Mark Van Hare



Composer and Sound Designer, Gordy Crashes and Happily After Ever


Vassar College, Music composition and conducting.


What play or type of play would you love to design for?


There are a lot of plays that I love and I think that any good play can be exciting to work on.  I find that it is usually the creative team that makes or breaks a production—working with inventive, kind, collaborative people makes all the difference. 

I will say that I primarily design for new plays and the opportunity to work on a play with the playwright in the room is thrilling. It puts everyone in the production on the same footing in terms of responsibility for communicating the story. 

What's the last show or designer you were inspired by?

A few years ago I saw a show at St. Anne's Warehouse in Brooklyn called Mr. Man. It was a one-man show staged in an ENORMOUS industrial space, but the play felt incredibly full, both spatially and narratively. The main character had a tape recorder at all times and treated it like another person, speaking into it and then responding to the recording of his own voice as if it were someone else. 

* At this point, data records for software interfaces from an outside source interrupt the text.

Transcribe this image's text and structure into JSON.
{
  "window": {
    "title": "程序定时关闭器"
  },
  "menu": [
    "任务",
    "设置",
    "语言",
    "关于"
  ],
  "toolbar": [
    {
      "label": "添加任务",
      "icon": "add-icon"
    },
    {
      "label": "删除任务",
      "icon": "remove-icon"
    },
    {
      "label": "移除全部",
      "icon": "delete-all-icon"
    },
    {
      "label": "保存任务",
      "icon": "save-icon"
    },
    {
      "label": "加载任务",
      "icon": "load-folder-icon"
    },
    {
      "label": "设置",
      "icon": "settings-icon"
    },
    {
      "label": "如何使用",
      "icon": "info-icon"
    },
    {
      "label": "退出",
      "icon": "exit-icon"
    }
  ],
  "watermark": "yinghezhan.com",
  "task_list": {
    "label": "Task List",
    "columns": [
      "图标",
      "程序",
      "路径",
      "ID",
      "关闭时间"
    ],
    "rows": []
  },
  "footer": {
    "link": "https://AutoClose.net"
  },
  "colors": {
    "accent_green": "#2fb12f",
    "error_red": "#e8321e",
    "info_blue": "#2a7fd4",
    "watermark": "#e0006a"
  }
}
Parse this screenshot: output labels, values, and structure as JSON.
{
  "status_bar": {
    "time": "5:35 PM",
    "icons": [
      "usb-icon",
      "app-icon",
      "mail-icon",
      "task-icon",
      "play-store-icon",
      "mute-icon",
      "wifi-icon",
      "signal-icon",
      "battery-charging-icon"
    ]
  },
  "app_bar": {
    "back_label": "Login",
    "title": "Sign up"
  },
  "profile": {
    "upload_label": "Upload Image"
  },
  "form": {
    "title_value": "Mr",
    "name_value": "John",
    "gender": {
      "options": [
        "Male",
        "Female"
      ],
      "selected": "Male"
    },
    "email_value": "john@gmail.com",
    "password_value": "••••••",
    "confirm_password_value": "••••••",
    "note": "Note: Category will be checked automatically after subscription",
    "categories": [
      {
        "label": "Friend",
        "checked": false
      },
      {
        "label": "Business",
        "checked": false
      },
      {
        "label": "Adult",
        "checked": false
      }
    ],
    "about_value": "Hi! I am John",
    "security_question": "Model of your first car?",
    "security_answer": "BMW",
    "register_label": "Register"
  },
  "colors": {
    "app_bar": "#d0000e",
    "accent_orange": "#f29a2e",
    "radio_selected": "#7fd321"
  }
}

In this way, and many, many other ways, sound played a very large part of the storytelling and the results were wonderful.

What is the hardest part of your job?

The hardest part of being a designer is working on enough plays to earn a living but still finding the energy to give each play my best work. I find I need to calibrate my expectations based on the scale of the production and the time constraints.

The challenge is to design with the production's interests in mind while still attempting to create something that is artistically satisfying to me as well.

If you weren't a designer, what can you picture yourself doing instead?

Who knows!  I'll admit that I think about this question ALL the time—I think many designers do.  I like the idea of being creative but in a more traditionally professional sense, like being an architect or working in a large creative company like Pixar. 

But the truth is, if I could do something else I probably would, designing for theater feels more like a compulsion than a job.


Be sure to visit Mark's website to listen to more of his work, and check back for more designer profiles...coming soon!